Tisa Fa’amuli’s story starts on the island of Tutuila where she was born and raised by her father Afenoa. Being the second of twelve children, Tisa learned many lessons from her father about working hard, providing for a large family and respecting the land. “This is where I learned about conservation,” Tisa notes. While growing up in the 50s, “these words were not used: conservation, sustainable. We lived it. We didn’t identify them. It was a way of life. It was a way for survival.” These lessons stuck with Tisa and shaped her future in unexpected ways.
At the age of 34, after numerous years living away from home, Tisa moved back to her hometown of Alega from San Diego, California and didn’t recognize her childhood village. The fish in the bay were gone, the coral reefs were dead and the beaches were covered in debris. Tisa soon realized “that this village needs to be restored.” To help kick start restoration efforts, Tisa and her two sons started clean-ups along the coastal highway and beaches. Local community members thought she had lost her mind “because nobody cleans the highway; it’s the government’s job.”
It was around this same time in 1980 that Tisa decided to start protecting a small strip of beach and coastal waters near her property, creating a self-declared marine sanctuary. Her goal was to restore the local marine life back to what it was when she was a child. She created her own no-take zone that was largely enforced by word of mouth and a variety of self-enforcement methods. She and her partner, Candy Mann, performed night patrols looking for poachers and used flash lights to scare them away, sometimes even getting in a kayak to chase them off of the protected area. In 1989, inspired by these experiences, Tisa started Tisa’s Barefoot Bar & Eco-Resort, using the profits to help fund her conservation efforts.
Over the years, Tisa learned to use education and outreach as an effective tool for protecting her special sanctuary and gaining local buy-in. By speaking with local fishermen and villagers, she could convince them about the importance of caring for the marine environment, not catching baby fish, or not catching entire schools of fish. “I would just engage them in conservation and have them really feel my heart as a sincere way (not) to come and destroy or kill the reef, walk on the reef (or) try to get the fish” explains Tisa. “I put it in forms of education that they understand.”

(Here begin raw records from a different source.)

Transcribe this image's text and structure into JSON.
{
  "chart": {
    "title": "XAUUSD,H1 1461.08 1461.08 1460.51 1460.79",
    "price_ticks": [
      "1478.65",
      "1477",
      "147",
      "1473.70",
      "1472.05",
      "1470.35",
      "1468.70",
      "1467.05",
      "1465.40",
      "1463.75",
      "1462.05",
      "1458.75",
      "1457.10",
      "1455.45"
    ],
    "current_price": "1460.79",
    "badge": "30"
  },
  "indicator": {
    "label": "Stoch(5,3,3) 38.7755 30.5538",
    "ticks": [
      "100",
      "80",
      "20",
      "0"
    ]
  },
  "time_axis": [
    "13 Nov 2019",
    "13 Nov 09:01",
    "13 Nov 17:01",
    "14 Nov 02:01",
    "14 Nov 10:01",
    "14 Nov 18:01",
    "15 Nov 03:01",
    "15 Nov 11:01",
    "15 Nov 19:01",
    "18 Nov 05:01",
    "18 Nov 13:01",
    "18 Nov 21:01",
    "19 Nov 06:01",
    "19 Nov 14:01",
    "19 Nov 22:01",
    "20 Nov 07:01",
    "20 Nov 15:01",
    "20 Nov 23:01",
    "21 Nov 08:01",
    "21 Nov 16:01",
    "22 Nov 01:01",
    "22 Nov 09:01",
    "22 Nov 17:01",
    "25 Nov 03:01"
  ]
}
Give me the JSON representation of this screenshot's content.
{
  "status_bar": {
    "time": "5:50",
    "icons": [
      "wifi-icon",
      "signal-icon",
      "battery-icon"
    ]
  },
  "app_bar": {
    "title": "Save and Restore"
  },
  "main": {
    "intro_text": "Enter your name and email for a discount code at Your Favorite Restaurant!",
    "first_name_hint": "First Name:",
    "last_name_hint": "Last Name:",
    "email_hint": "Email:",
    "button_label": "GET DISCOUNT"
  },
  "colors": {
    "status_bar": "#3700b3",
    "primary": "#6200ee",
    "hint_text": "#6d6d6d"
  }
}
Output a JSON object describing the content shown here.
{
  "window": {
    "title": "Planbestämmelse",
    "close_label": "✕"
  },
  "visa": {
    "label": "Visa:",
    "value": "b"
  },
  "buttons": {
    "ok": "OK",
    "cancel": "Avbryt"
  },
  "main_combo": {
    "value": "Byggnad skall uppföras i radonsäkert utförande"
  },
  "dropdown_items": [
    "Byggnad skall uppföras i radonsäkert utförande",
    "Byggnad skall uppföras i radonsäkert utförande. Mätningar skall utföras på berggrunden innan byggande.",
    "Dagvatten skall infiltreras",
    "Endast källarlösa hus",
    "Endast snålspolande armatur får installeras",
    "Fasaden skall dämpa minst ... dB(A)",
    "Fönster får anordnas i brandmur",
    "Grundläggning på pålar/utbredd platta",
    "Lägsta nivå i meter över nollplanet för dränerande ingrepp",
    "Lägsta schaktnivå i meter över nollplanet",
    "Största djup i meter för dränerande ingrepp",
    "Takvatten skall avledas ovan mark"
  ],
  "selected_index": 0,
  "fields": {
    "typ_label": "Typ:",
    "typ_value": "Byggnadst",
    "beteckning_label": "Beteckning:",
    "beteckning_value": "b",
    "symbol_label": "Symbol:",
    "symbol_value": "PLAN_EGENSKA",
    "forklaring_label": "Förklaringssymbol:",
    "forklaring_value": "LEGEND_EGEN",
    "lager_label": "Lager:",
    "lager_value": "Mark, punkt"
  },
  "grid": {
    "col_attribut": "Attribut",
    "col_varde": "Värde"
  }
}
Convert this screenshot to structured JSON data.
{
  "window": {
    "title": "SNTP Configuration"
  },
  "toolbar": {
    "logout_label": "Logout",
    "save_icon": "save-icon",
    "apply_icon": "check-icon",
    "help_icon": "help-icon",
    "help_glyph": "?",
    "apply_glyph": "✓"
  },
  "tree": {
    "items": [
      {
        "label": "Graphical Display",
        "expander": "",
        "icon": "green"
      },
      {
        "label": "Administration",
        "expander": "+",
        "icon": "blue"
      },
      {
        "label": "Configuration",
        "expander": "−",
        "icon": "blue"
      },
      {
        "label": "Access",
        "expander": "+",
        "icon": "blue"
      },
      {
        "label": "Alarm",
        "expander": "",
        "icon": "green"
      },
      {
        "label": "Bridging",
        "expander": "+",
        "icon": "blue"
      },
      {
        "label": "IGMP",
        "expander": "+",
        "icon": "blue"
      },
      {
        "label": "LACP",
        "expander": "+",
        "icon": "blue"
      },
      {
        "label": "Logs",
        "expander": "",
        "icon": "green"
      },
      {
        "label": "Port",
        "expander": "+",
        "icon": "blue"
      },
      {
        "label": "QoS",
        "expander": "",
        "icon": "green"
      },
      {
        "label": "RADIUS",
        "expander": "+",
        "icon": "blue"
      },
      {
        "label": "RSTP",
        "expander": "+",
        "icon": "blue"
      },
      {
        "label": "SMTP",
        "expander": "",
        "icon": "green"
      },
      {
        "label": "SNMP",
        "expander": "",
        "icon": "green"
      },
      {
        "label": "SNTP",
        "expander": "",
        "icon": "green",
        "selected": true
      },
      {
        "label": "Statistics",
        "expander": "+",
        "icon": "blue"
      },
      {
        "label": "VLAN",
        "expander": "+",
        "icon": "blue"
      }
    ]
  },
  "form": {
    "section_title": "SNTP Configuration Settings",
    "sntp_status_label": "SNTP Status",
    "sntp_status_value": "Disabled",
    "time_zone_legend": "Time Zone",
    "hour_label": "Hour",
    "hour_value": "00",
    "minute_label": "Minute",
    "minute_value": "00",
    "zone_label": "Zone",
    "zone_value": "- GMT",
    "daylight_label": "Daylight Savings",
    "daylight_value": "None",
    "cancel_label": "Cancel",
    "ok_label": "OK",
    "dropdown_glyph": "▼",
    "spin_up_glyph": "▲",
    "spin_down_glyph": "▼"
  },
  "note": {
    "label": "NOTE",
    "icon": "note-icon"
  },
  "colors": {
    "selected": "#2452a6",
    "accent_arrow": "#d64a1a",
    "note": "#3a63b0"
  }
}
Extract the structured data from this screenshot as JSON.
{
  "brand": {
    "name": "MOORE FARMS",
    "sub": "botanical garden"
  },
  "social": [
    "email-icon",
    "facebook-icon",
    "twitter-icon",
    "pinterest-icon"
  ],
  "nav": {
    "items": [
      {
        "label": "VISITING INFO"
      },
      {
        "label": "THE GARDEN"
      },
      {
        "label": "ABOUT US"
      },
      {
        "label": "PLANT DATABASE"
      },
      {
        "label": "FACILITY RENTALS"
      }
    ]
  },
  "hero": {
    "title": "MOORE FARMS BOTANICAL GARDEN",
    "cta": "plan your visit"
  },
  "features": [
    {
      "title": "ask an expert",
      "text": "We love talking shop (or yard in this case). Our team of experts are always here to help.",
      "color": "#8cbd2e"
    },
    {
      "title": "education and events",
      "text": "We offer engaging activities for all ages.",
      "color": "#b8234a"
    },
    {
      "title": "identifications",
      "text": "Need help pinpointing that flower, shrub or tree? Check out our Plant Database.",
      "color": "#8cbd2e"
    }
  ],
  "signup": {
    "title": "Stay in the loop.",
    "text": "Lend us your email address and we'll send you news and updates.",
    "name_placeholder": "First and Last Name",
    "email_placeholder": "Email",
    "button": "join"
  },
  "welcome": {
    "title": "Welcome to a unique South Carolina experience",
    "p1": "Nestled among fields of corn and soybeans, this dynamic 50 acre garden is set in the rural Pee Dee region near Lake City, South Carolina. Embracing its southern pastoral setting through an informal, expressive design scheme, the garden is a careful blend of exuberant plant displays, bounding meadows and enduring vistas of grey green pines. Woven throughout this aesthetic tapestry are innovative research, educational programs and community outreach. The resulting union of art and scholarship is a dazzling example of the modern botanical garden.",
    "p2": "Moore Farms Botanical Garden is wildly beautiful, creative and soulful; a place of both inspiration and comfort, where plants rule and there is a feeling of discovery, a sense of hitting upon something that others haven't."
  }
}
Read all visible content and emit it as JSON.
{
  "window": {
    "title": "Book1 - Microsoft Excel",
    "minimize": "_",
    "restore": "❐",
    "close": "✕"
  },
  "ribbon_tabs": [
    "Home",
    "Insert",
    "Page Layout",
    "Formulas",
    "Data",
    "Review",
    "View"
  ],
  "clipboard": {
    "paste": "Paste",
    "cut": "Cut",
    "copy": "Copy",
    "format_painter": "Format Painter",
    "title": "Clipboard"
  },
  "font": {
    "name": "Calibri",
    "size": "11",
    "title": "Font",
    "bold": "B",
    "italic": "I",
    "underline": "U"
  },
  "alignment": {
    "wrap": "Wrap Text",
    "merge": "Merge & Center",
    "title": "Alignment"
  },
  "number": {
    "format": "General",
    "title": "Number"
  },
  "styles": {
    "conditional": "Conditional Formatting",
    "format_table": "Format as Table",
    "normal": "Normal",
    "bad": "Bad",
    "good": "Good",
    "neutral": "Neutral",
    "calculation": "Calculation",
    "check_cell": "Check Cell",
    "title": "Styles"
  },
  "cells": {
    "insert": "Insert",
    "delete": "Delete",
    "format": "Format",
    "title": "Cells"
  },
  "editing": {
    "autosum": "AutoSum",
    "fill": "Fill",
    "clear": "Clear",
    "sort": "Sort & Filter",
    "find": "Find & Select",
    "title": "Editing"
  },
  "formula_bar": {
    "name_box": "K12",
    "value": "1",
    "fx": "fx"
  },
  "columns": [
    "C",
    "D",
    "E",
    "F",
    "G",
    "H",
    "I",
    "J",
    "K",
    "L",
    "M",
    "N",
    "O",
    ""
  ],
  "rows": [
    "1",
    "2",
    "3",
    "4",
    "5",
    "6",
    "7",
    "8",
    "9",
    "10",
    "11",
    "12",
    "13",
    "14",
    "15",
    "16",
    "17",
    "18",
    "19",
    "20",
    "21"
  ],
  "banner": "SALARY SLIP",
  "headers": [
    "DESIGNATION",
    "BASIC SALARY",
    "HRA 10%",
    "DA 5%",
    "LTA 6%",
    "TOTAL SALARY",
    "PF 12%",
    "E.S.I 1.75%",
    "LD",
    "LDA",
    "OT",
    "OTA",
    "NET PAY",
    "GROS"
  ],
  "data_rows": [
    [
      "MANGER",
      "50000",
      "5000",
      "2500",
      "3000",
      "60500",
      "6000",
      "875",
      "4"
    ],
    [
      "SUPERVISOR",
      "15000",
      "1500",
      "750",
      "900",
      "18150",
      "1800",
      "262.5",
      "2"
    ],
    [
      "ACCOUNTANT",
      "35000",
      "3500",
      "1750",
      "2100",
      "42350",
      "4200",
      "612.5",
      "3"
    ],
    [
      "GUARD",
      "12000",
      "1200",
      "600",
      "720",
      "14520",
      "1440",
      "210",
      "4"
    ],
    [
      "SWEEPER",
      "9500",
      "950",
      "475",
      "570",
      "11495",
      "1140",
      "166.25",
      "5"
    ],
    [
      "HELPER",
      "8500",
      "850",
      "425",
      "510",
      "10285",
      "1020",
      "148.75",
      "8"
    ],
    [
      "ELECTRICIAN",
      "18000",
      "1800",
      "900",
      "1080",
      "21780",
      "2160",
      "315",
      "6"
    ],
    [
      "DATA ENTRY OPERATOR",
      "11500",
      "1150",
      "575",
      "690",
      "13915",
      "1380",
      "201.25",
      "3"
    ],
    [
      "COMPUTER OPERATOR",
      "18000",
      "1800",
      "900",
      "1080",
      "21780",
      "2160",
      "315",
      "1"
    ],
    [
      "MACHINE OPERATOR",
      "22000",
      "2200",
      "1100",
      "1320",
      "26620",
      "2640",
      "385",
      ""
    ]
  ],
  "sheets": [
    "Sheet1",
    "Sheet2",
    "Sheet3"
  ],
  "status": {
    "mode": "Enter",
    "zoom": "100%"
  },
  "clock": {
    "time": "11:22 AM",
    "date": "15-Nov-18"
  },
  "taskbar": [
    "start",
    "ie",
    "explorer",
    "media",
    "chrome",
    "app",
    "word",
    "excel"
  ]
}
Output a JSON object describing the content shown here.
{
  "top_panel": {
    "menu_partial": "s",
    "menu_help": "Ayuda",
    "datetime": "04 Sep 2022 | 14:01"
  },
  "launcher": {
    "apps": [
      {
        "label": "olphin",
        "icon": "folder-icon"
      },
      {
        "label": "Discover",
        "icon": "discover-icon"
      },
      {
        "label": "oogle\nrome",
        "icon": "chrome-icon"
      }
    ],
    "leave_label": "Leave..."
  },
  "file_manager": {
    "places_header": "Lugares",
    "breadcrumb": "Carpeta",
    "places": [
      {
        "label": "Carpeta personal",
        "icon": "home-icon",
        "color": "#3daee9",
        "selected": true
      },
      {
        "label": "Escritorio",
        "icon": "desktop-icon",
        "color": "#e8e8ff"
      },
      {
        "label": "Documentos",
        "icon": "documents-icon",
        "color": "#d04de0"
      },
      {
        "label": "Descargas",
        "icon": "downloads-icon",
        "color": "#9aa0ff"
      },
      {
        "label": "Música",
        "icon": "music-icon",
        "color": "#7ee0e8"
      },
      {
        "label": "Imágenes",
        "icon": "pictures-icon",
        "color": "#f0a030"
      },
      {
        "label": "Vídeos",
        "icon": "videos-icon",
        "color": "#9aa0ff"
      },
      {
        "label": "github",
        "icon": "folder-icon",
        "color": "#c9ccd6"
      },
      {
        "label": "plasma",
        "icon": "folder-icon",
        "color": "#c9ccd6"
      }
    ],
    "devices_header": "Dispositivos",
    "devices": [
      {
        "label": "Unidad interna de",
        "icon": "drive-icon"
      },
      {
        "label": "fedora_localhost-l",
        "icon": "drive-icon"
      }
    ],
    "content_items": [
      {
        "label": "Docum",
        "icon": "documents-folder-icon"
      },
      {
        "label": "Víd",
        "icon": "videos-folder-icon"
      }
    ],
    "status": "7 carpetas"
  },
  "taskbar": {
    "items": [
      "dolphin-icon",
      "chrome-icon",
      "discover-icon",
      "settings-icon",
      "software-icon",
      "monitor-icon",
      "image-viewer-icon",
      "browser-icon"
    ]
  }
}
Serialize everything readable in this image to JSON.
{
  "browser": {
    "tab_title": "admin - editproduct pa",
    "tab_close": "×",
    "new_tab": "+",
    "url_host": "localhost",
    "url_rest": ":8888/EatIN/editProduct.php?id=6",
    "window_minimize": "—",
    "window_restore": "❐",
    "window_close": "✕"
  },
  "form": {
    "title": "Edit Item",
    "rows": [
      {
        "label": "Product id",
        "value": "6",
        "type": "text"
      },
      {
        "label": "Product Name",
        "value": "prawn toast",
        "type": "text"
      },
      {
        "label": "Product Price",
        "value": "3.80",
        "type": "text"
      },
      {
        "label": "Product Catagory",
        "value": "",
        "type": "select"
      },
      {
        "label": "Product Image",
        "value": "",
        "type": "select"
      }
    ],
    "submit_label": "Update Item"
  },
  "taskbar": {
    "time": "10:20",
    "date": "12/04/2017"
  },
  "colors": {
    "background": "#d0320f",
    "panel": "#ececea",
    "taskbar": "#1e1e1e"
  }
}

In order to ensure that these life lessons get passed down to future generations, Tisa has started training her grandchildren on how to protect the reef and has shared stories from her father about always caring for the land and taking pride in your roots. Thanks to Tisa’s time and effort, in 2013, the local government officially created a no-take Marine Protected Area (MPA) with a stated goal to “educate other communities how to start Marine Sanctuaries to protect our beautiful islands and education on indigenous fishing seasons and methods.” Tisa’s future goal is to have a place that is open to local people to come, learn and enjoy marine life in perpetuity, and, through her hard work and dedication, she has created just that opportunity.